Premier Wen Jiabao, inspecting the area devastated, has avowed to tell the public who should be responsible for the shoddy works. But the promise has not yet been fulfilled. Though the recently released National Human Rights Action Plan has emphasized on a state effort to register names of victims, Blogger Ai Xiaoming felt frustrated,

5·12地震过去即将一周年,人们遗憾地看到,到目前为止,尚未有任何一份有关灾区垮塌学校建筑质量的 [3]专家调查报告得到公布;公众不仅难以查询到某一学校垮塌原因的详细信息和鉴定结论,而且也不了解这一调查过程到底持续了多久、经过了怎样的程序、是由哪些单位以及责任人实施的.

An year has passed since the earthquake but now, people are so sorry to see that there has never been an official report about the actual quality of school buildings that collapsed. The public has neither access to the detailed reason why a school collapsed, nor information about whether anyone is doing any quality inspection.

校舍倒塌,除 [4]了天災,究竟有沒有”豆腐渣工程”的人禍?哪些有?哪些沒有?遇難學生的家長需要一個答案,但政府卻再三推搪,連最基本的遇難學生確切人數,至今都無法公佈。

What role does human related factors play in this natural disaster? Is there corruption involved? The parents of victim students need an answer, but the government pushed them away. Not even has the list of dead students been released.

The blogger also noted that the public propaganda had already set the tone about who is to blame:

四川地方媒体数家报纸在2008年6月25日同一天登出了同样内容的报道,标题为 《地震是毁房罪魁 幸存者应理性看未来>。

Several newspapers in Si-chuan published one article on the same day (25, June, 08), titled ‘Earthquake as chief culprit, survivors should look ahead rationally’.

Citizen volunteers, a vulnerable new force


The police in Jiang You city used to bring my photo to a hotel and told the landlord that ‘the man is a criminal. Inform us once you see him’. I don't want them to send me to somewhere that I have no chance to know unless I am there.

—–Volunteer Yang Licai , ‘investigation diary’.

What the government has failed to accomplish, citizens were going to take over. Ai Weiwei, a Beijing artist known for co-designing the “Bird's Nest” Olympic stadium, launched a small project that sends volunteers to Si-chuan for investigation. They knocked at the doors one after another, visited families with victims, and tried to interview school officials.

In this way, the volunteers have managed to detail as many as 6000 names of dead students.

However, it was so costly a process. Ai Weiwei's predecessor Tan Zuoren was the first victim of the government's effort to prevent such investigation. The Los Angles Times reported [2],

Tan Zuoren, a literary editor and environmentalist who was creating an archive of children killed in collapsing schools, was arrested in March 2009 on charges of subverting state authority, according to Amnesty International.

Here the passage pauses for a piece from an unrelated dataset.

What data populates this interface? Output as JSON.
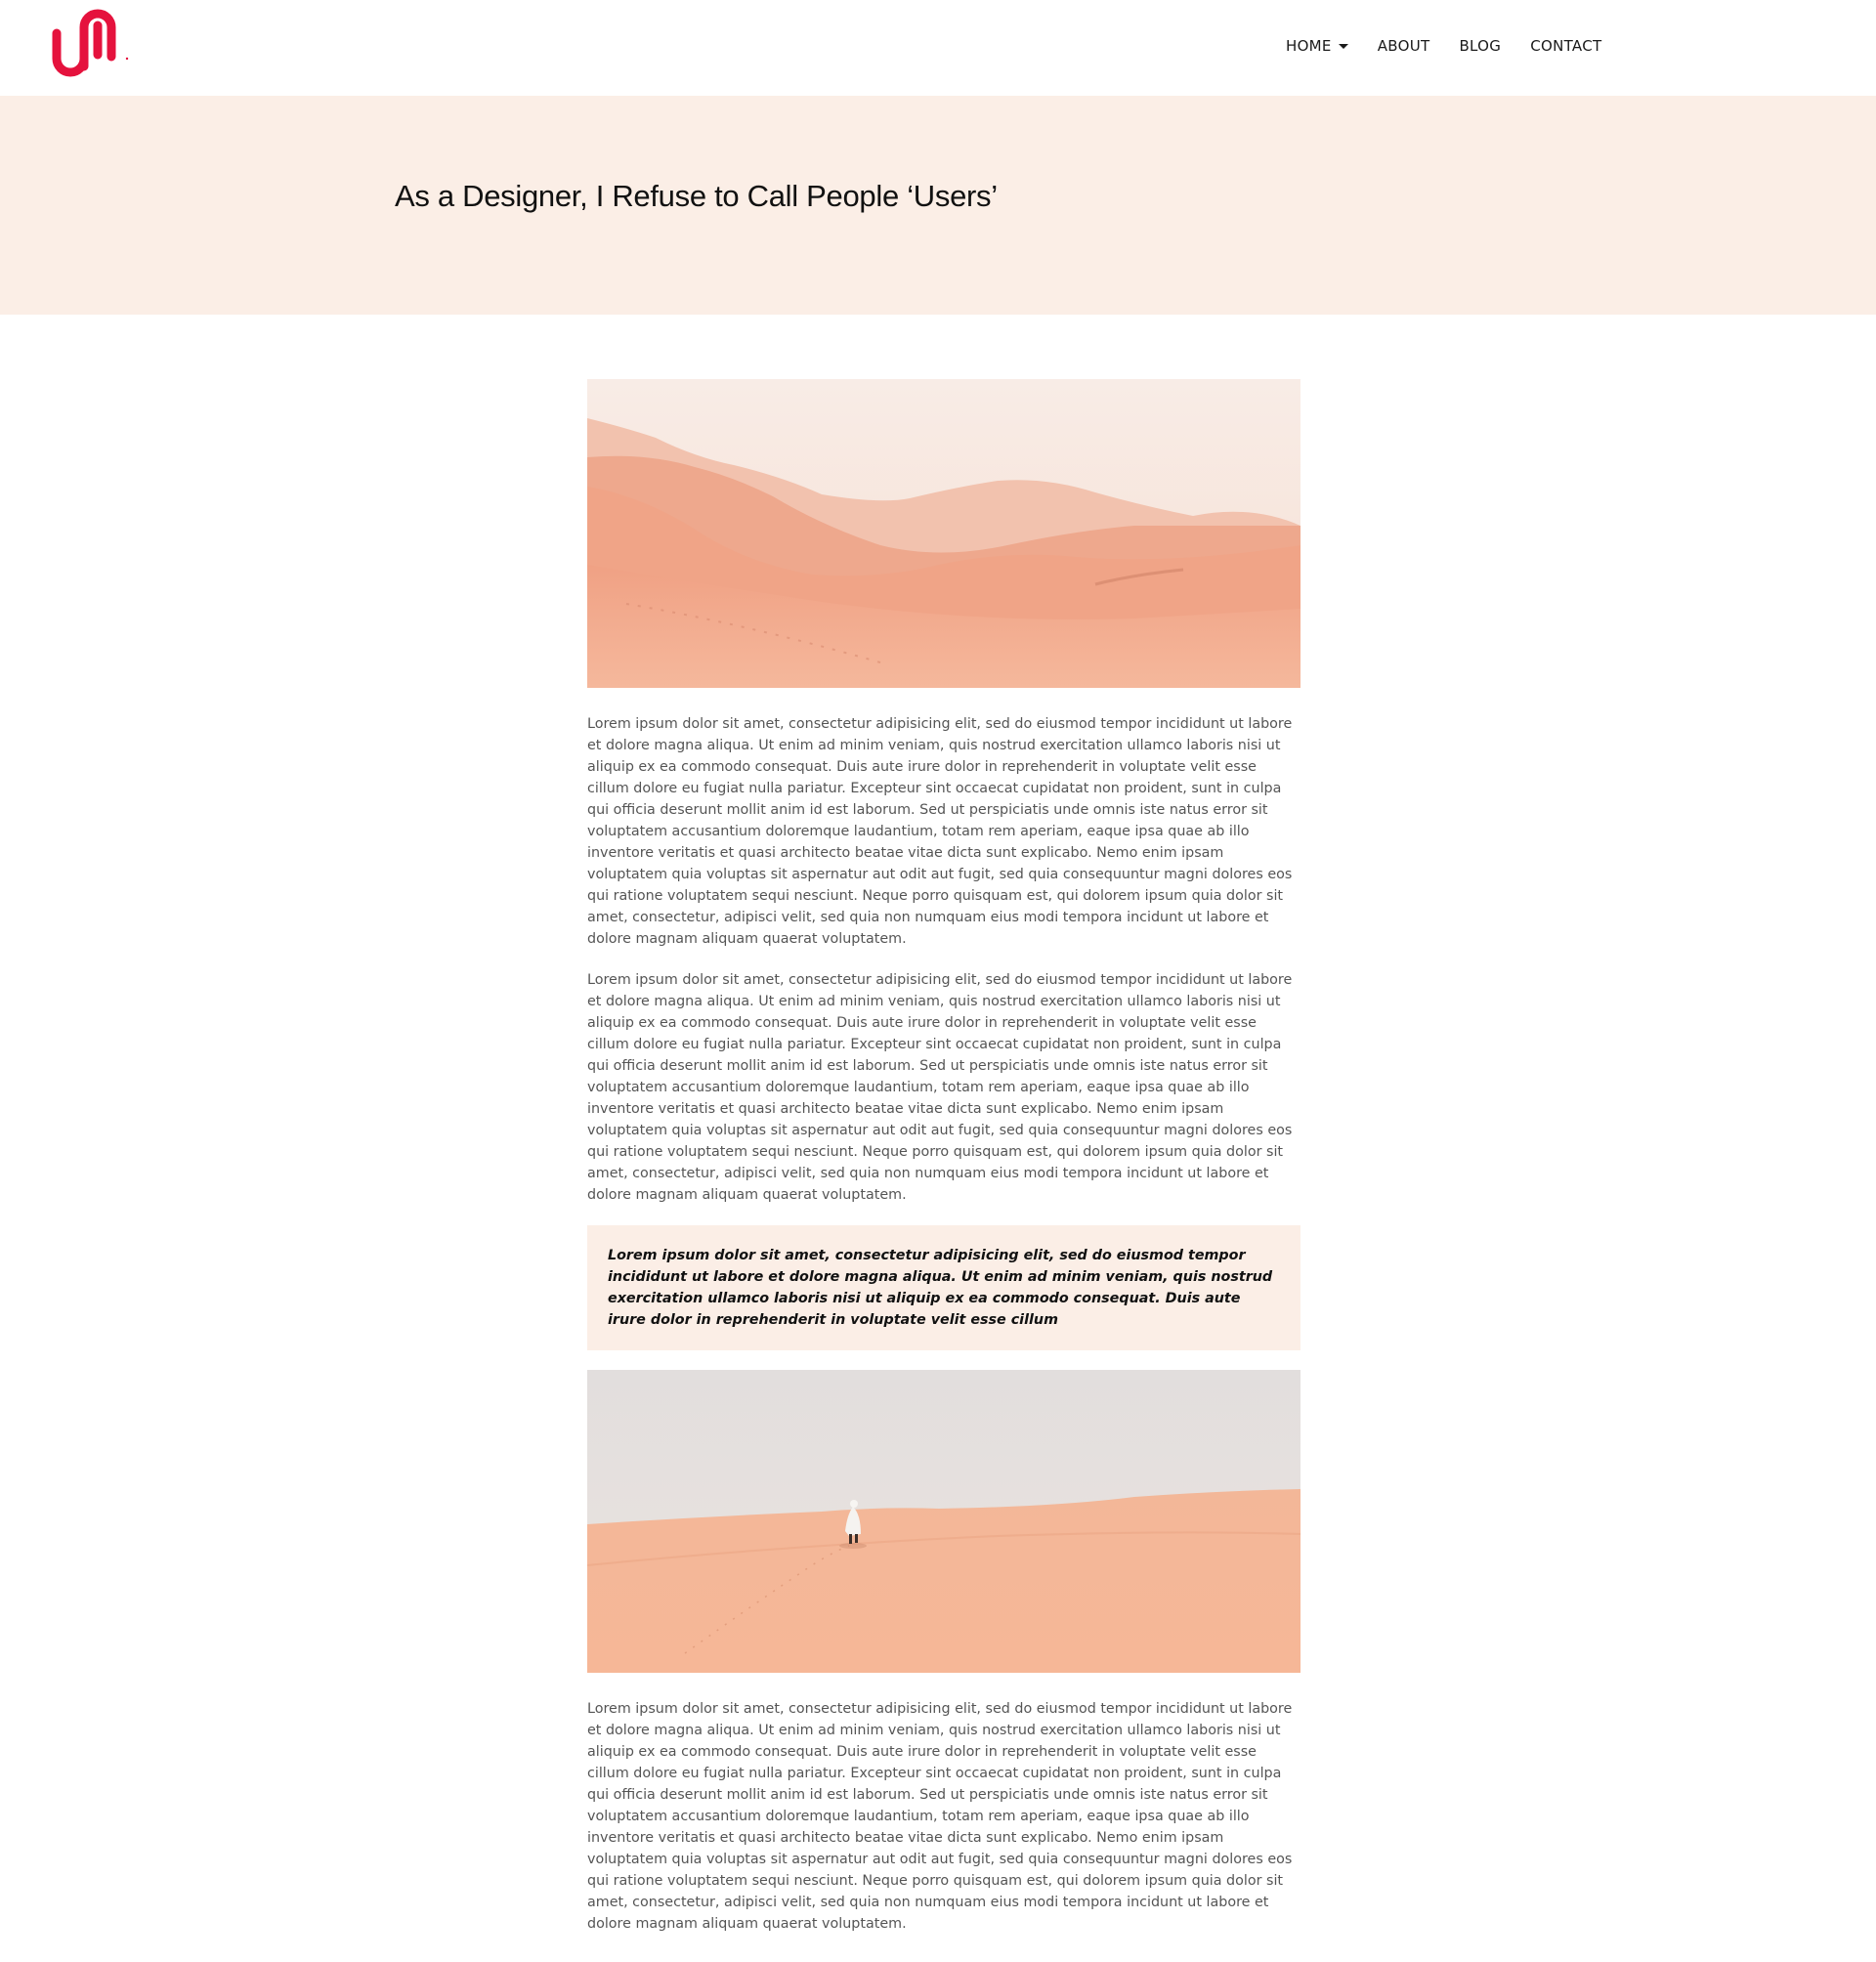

It said his dog was stabbed and his computer stolen in a pattern of harassment leading to his arrest.

Tan Zuoren's project kicked off in February. He appealed to people on the internet and mustered an army of self-organized volunteers. Asia Times reported that [5]

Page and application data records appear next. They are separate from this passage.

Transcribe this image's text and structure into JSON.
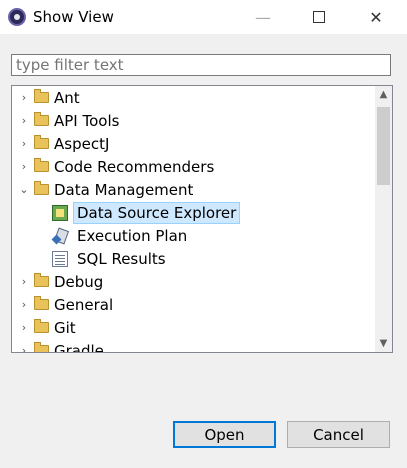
{
  "window": {
    "title": "Show View",
    "minimize_glyph": "—",
    "close_glyph": "✕"
  },
  "filter": {
    "placeholder": "type filter text",
    "value": ""
  },
  "tree": {
    "items": [
      {
        "label": "Ant",
        "type": "folder",
        "expanded": false
      },
      {
        "label": "API Tools",
        "type": "folder",
        "expanded": false
      },
      {
        "label": "AspectJ",
        "type": "folder",
        "expanded": false
      },
      {
        "label": "Code Recommenders",
        "type": "folder",
        "expanded": false
      },
      {
        "label": "Data Management",
        "type": "folder",
        "expanded": true
      },
      {
        "label": "Data Source Explorer",
        "type": "view",
        "icon": "data-source-explorer-icon",
        "selected": true
      },
      {
        "label": "Execution Plan",
        "type": "view",
        "icon": "execution-plan-icon"
      },
      {
        "label": "SQL Results",
        "type": "view",
        "icon": "sql-results-icon"
      },
      {
        "label": "Debug",
        "type": "folder",
        "expanded": false
      },
      {
        "label": "General",
        "type": "folder",
        "expanded": false
      },
      {
        "label": "Git",
        "type": "folder",
        "expanded": false
      },
      {
        "label": "Gradle",
        "type": "folder",
        "expanded": false
      }
    ],
    "arrow_collapsed": "›",
    "arrow_expanded": "⌄"
  },
  "buttons": {
    "open": "Open",
    "cancel": "Cancel"
  },
  "colors": {
    "selection_bg": "#cde8ff",
    "default_button_border": "#0078d7",
    "folder": "#e9c25a"
  }
}
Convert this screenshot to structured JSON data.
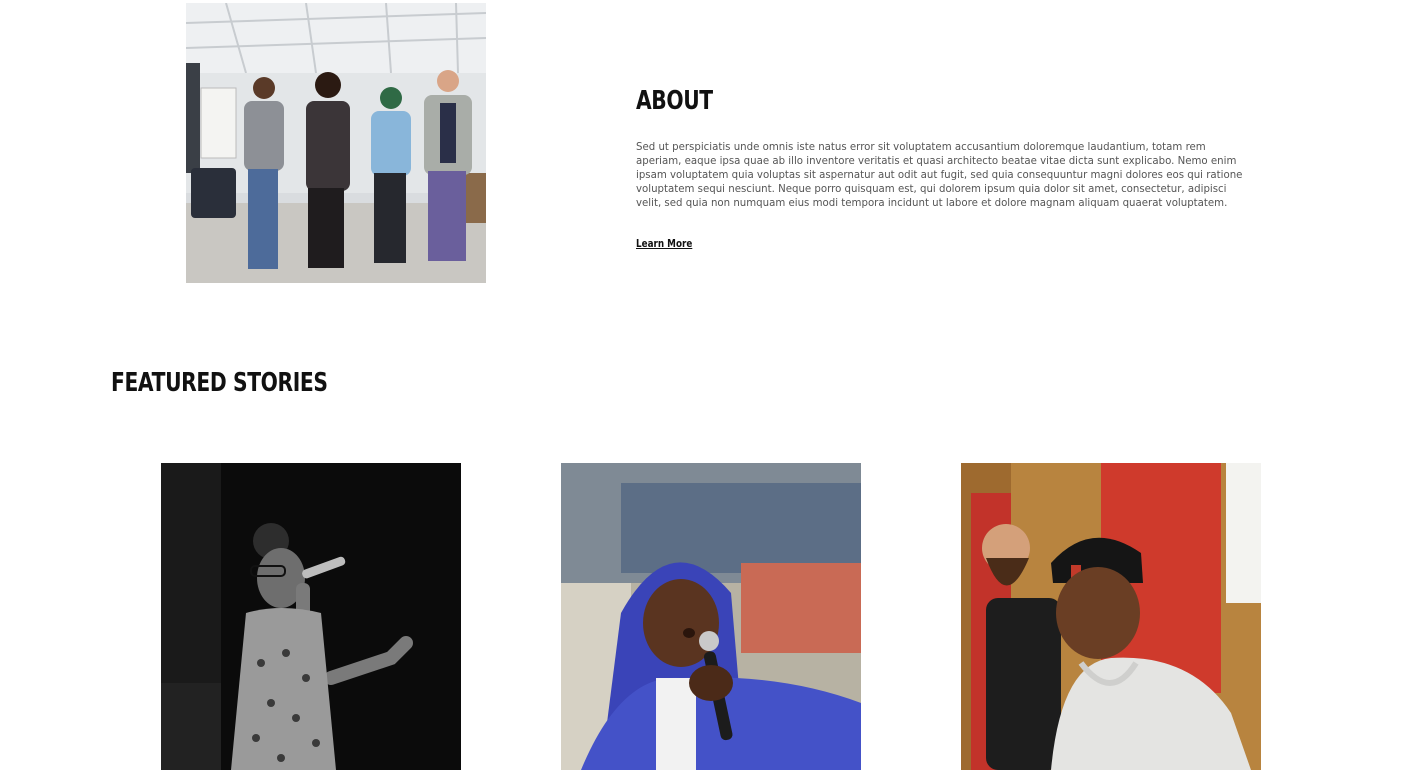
{
  "about": {
    "title": "ABOUT",
    "body": "Sed ut perspiciatis unde omnis iste natus error sit voluptatem accusantium doloremque laudantium, totam rem aperiam, eaque ipsa quae ab illo inventore veritatis et quasi architecto beatae vitae dicta sunt explicabo. Nemo enim ipsam voluptatem quia voluptas sit aspernatur aut odit aut fugit, sed quia consequuntur magni dolores eos qui ratione voluptatem sequi nesciunt. Neque porro quisquam est, qui dolorem ipsum quia dolor sit amet, consectetur, adipisci velit, sed quia non numquam eius modi tempora incidunt ut labore et dolore magnam aliquam quaerat voluptatem.",
    "link_label": "Learn More",
    "photo_icon": "group-photo-image"
  },
  "featured": {
    "title": "FEATURED STORIES",
    "stories": [
      {
        "image": "singer-bw-photo"
      },
      {
        "image": "hooded-singer-photo"
      },
      {
        "image": "two-men-portrait-photo"
      }
    ]
  },
  "colors": {
    "text_heading": "#111111",
    "text_body": "#555555",
    "background": "#ffffff"
  }
}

Tan's good friend, Si-chuan writer Ran Yunfei told him,’ You are a Don Quixote with beard. Some self-claimed clever men say ironically that you are fighting against a windmill, but you keep doing what you believe in and insist on your cause.’
When he was arrested only his 15-year-old daughter was at home with him. She said, ‘4, 5 people broke in, some in uniform, others not. They showed their IDs, ransacked the house, and then took my dad away. My dad said not a single word.’

Ai Weiwei is determined to finish Tan's plan. In his blog, he published a batch of phone records that noted down how officials turned down his request of a complete list with names and schools of the killed students. The verbal fights between Ai and staff from a variety of departments are sometimes bitterly amusing. In most cases, Ai was redirected to some other bureaus. 150 phone calls were noted down. But no concrete answer was given

Later, Ai launched his long-term project. Hepublished a notice [6] about his campaign on his blog


Since 15, Dec,2008 we have started our investigation on student victims in Si-Chuan earthquake. Time after time our requests to gain access into the victim list were refused. Therefore, we collected clues online and marched to earthquake zone for field research. We hope we can compile a list of victim students before the anniversary of the disaster. We refuse death, respect life and bear the condolence in memory of the departed.